Over 240,000 people displaced by drought, conflict and insecurity in Somalia since January this year.

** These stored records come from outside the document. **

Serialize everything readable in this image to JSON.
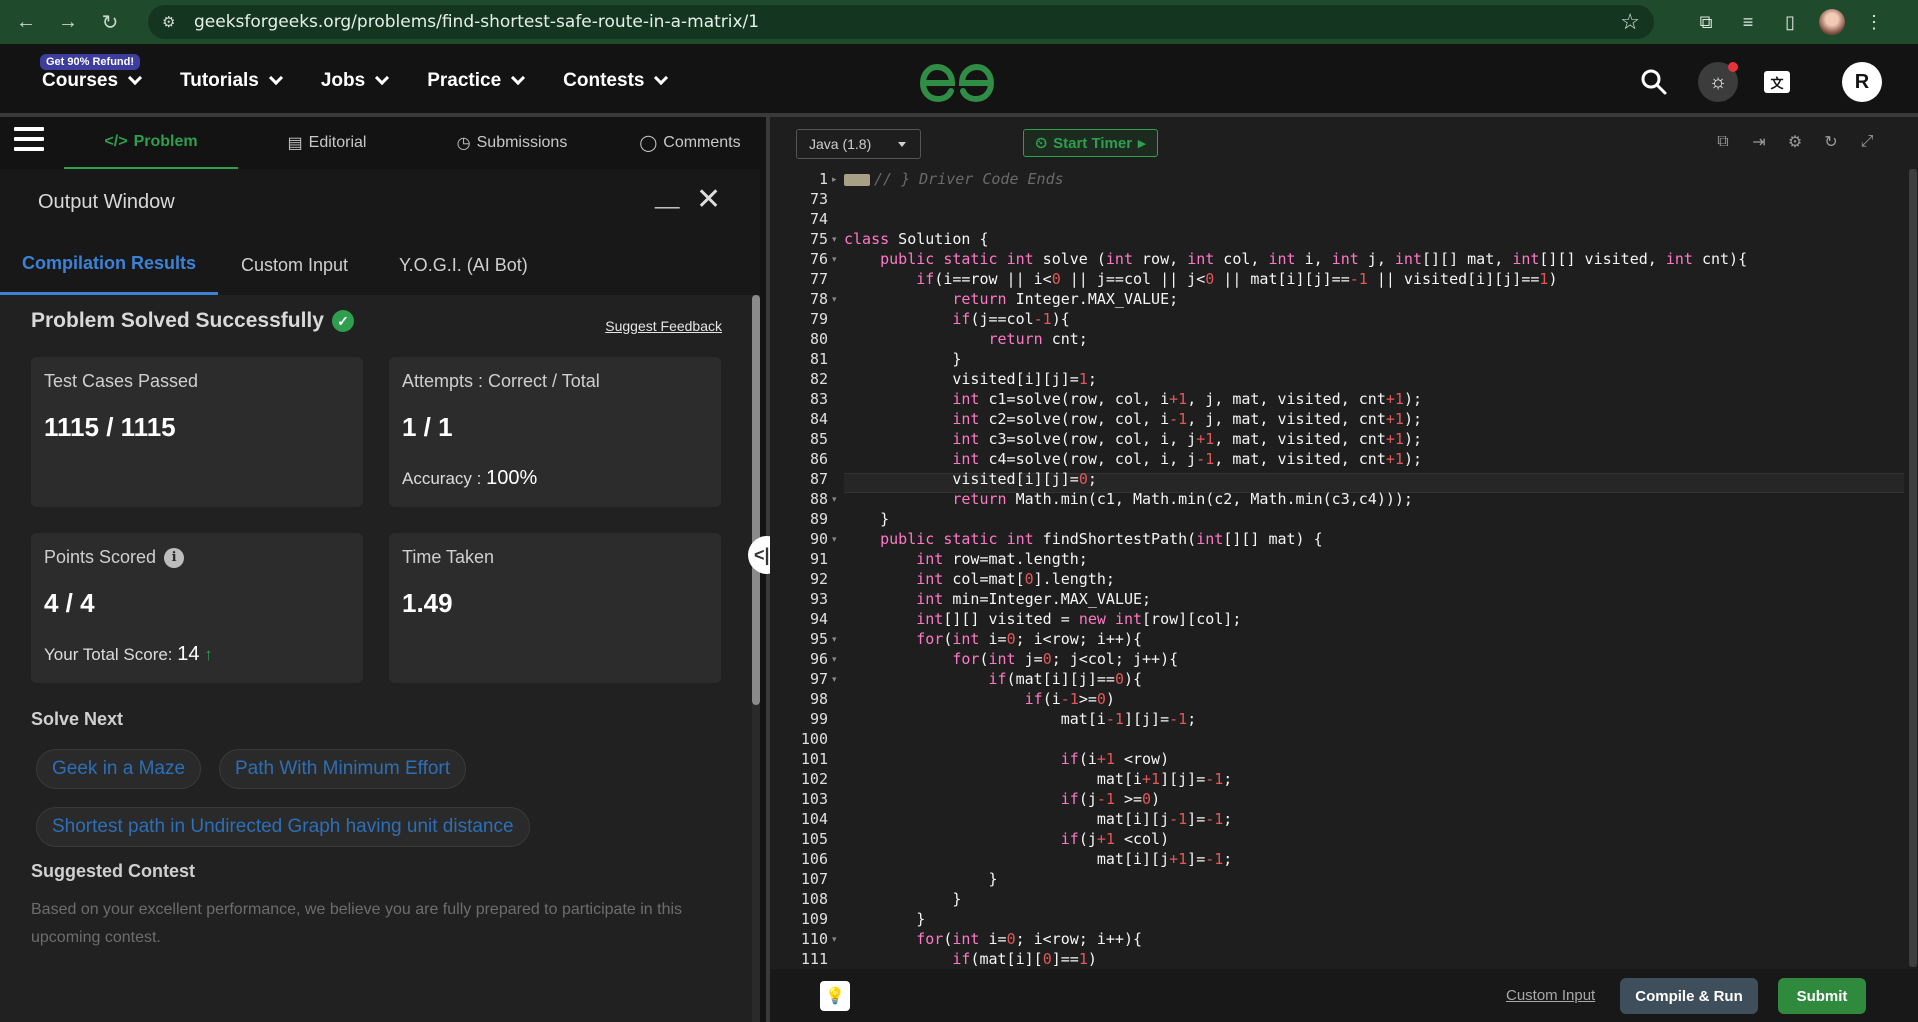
{
  "browser": {
    "url": "geeksforgeeks.org/problems/find-shortest-safe-route-in-a-matrix/1"
  },
  "header": {
    "refund_badge": "Get 90% Refund!",
    "nav": [
      "Courses",
      "Tutorials",
      "Jobs",
      "Practice",
      "Contests"
    ],
    "avatar_letter": "R",
    "brand_color": "#2f8d46"
  },
  "problem_tabs": [
    {
      "label": "Problem",
      "icon": "code-icon"
    },
    {
      "label": "Editorial",
      "icon": "document-icon"
    },
    {
      "label": "Submissions",
      "icon": "clock-icon"
    },
    {
      "label": "Comments",
      "icon": "comment-icon"
    }
  ],
  "output": {
    "title": "Output Window",
    "minimize": "__",
    "close": "✕",
    "tabs": [
      "Compilation Results",
      "Custom Input",
      "Y.O.G.I. (AI Bot)"
    ],
    "status": "Problem Solved Successfully",
    "feedback": "Suggest Feedback",
    "cards": {
      "tests_label": "Test Cases Passed",
      "tests_value": "1115 / 1115",
      "attempts_label": "Attempts : Correct / Total",
      "attempts_value": "1 / 1",
      "accuracy_label": "Accuracy :",
      "accuracy_value": "100%",
      "points_label": "Points Scored",
      "points_value": "4 / 4",
      "total_label": "Your Total Score:",
      "total_value": "14",
      "time_label": "Time Taken",
      "time_value": "1.49"
    },
    "solve_next_title": "Solve Next",
    "solve_next": [
      "Geek in a Maze",
      "Path With Minimum Effort",
      "Shortest path in Undirected Graph having unit distance"
    ],
    "suggested_title": "Suggested Contest",
    "suggested_text": "Based on your excellent performance, we believe you are fully prepared to participate in this upcoming contest."
  },
  "editor": {
    "language": "Java (1.8)",
    "timer": "Start Timer",
    "custom_input": "Custom Input",
    "compile": "Compile & Run",
    "submit": "Submit",
    "line_numbers": [
      "1",
      "73",
      "74",
      "75",
      "76",
      "77",
      "78",
      "79",
      "80",
      "81",
      "82",
      "83",
      "84",
      "85",
      "86",
      "87",
      "88",
      "89",
      "90",
      "91",
      "92",
      "93",
      "94",
      "95",
      "96",
      "97",
      "98",
      "99",
      "100",
      "101",
      "102",
      "103",
      "104",
      "105",
      "106",
      "107",
      "108",
      "109",
      "110",
      "111"
    ]
  }
}
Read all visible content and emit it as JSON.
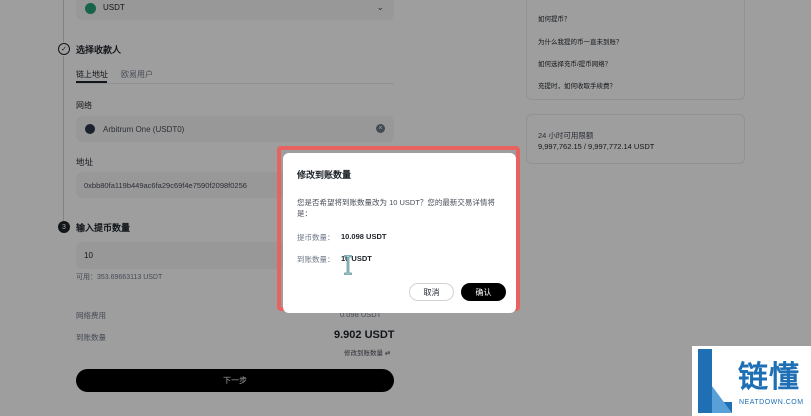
{
  "coin": {
    "selected": "USDT"
  },
  "recipient": {
    "step_title": "选择收款人",
    "tabs": [
      {
        "label": "链上地址",
        "active": true
      },
      {
        "label": "欧易用户",
        "active": false
      }
    ],
    "network_label": "网络",
    "network_value": "Arbitrum One (USDT0)",
    "address_label": "地址",
    "address_value": "0xbb80fa119b449ac6fa29c69f4e7590f2098f0256"
  },
  "amount": {
    "step_number": "3",
    "step_title": "输入提币数量",
    "value": "10",
    "available": "可用：353.69663113 USDT",
    "fee_label": "网络费用",
    "fee_value": "0.098 USDT",
    "received_label": "到账数量",
    "received_value": "9.902 USDT",
    "edit_link": "修改到账数量",
    "edit_icon": "swap-icon"
  },
  "next_button": "下一步",
  "faq": [
    "如何提币？",
    "为什么我提的币一直未到账？",
    "如何选择充币/提币网络？",
    "充提时，如何收取手续费？"
  ],
  "limit": {
    "title": "24 小时可用限额",
    "value": "9,997,762.15 / 9,997,772.14 USDT"
  },
  "modal": {
    "title": "修改到账数量",
    "body": "您是否希望将到账数量改为 10 USDT？您的最新交易详情将是：",
    "withdraw_label": "提币数量：",
    "withdraw_value": "10.098 USDT",
    "receive_label": "到账数量：",
    "receive_value": "10 USDT",
    "cancel": "取消",
    "confirm": "确认"
  },
  "watermark": {
    "brand": "链懂",
    "site": "NEATDOWN.COM"
  },
  "colors": {
    "highlight": "#e8625f",
    "primary": "#000000",
    "network_icon": "#2d374b"
  }
}
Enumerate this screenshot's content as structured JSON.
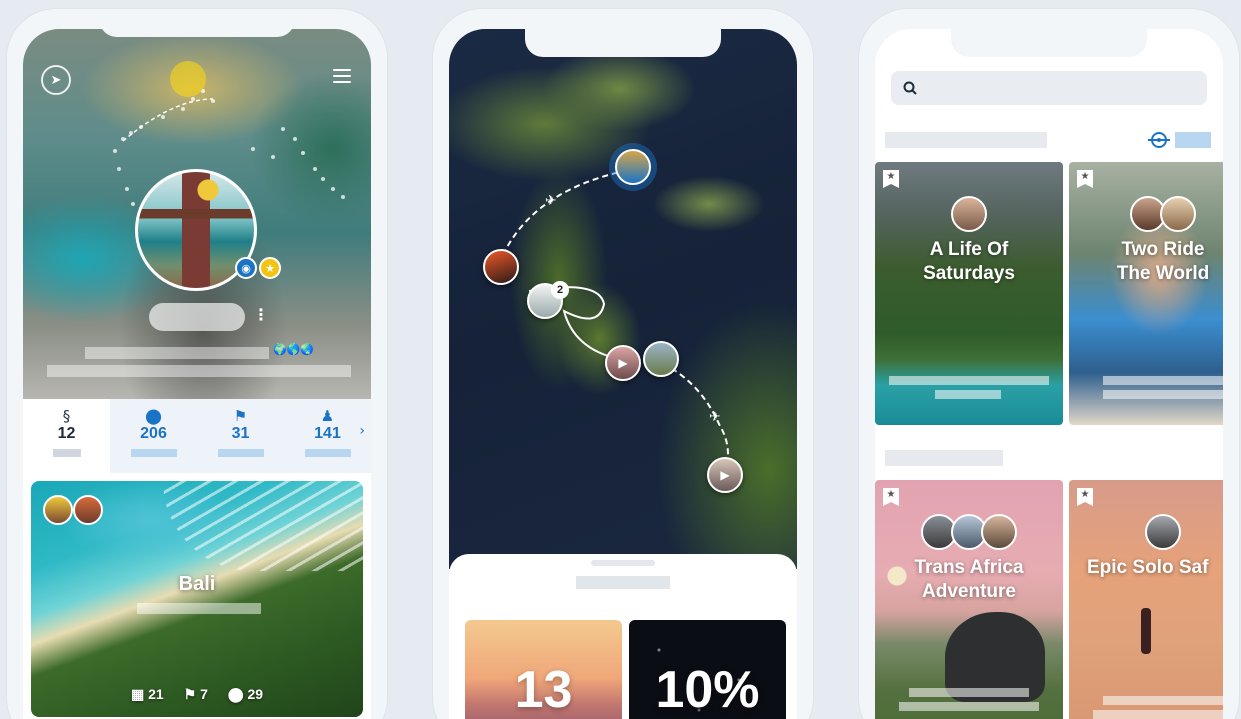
{
  "phone1": {
    "profile_stats": [
      {
        "icon": "route-icon",
        "value": "12"
      },
      {
        "icon": "pin-icon",
        "value": "206"
      },
      {
        "icon": "flag-icon",
        "value": "31"
      },
      {
        "icon": "people-icon",
        "value": "141"
      }
    ],
    "trip_card": {
      "title": "Bali",
      "days": "21",
      "countries": "7",
      "places": "29"
    }
  },
  "phone2": {
    "map_cluster_count": "2",
    "tiles": [
      {
        "value": "13"
      },
      {
        "value": "10%"
      }
    ]
  },
  "phone3": {
    "search": {
      "placeholder": "",
      "value": ""
    },
    "cards": [
      {
        "title": "A Life Of\nSaturdays"
      },
      {
        "title": "Two Ride\nThe World"
      },
      {
        "title": "Trans Africa\nAdventure"
      },
      {
        "title": "Epic Solo Saf"
      }
    ]
  },
  "colors": {
    "accent_blue": "#1b73c5",
    "stat_bar": "#b8d6f0",
    "background": "#e6ebf1"
  }
}
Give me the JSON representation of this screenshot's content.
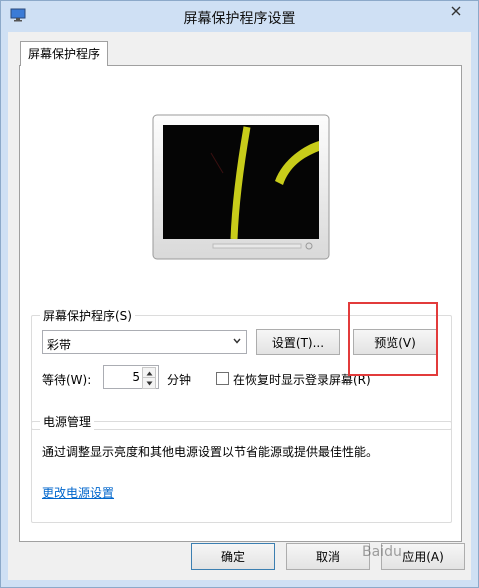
{
  "window": {
    "title": "屏幕保护程序设置"
  },
  "tab": {
    "label": "屏幕保护程序"
  },
  "screensaver": {
    "group_label": "屏幕保护程序(S)",
    "selected": "彩带",
    "settings_button": "设置(T)...",
    "preview_button": "预览(V)",
    "wait_label": "等待(W):",
    "wait_value": "5",
    "wait_unit": "分钟",
    "resume_checkbox_label": "在恢复时显示登录屏幕(R)",
    "resume_checked": false
  },
  "power": {
    "group_label": "电源管理",
    "description": "通过调整显示亮度和其他电源设置以节省能源或提供最佳性能。",
    "link": "更改电源设置"
  },
  "footer": {
    "ok": "确定",
    "cancel": "取消",
    "apply": "应用(A)"
  },
  "watermark": "Baidu",
  "colors": {
    "highlight": "#e23b3b",
    "link": "#0066cc",
    "ribbon": "#c8cc1a"
  }
}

Over 248,000 people have been displaced by deadly combination of drought, conflict and insecurity in Somalia since January this year. The Norwegian Refugee Council (NRC) is warning that the numbers are likely to increase in the coming months if humanitarian assistance continues to go under-funded. "Thousands of Somali people are caught in a vicious cycle of conflict, insecurity and drought that is pushing families over the edge. Some are forced to flee their homes due to conflict while others are migrating to over-crowded camps in cities to find food and water because of drought," says Victor Moses, Country Director for NRC in Somalia. Around 248,000 people have been displaced between January and August this year largely due to drought and conflict, according to the UNHCR and NRC-led Protection Return and Monitoring Network (PRMN). Of these,100,000 people were newly displaced by drought in 2019. "Our livelihood depends on livestock. The long drought caused a lack of water and pasture, and we had to move here," says Roda Muse (36). The pastoralist mother was forced to move with her family to Sanaag to find water and food to survive. On top of drought and conflict-induced displacement, evictions, sometimes forced with little or no warning, also continued to rise with an estimated 134,000 displaced persons affected in the first half of the year. Of these, some 108,000 people were evicted in Mogadishu alone. This year's UN humanitarian aid appeal for Somalia has requested $1.08 billion for humanitarian programmes in 2019, marking it one of the largest crises in the world. Despite the growing emergency, only 47 per cent of the appeal has been funded so far this year. NRC is urging donors and governments to increase emergency aid for the Somalia crisis, warning that an already disastrous humanitarian situation risks deteriorating even further. "Somalia's crisis is a perfect storm of natural and human-made factors and is rapidly worsening. This never-ending barrage of problems is not only an assault on the dignity of people in Somalia, but a direct attack on their ability to survive. They have a right to survival and dignity, and it is incumbent on all of us to ensure it," said Moses.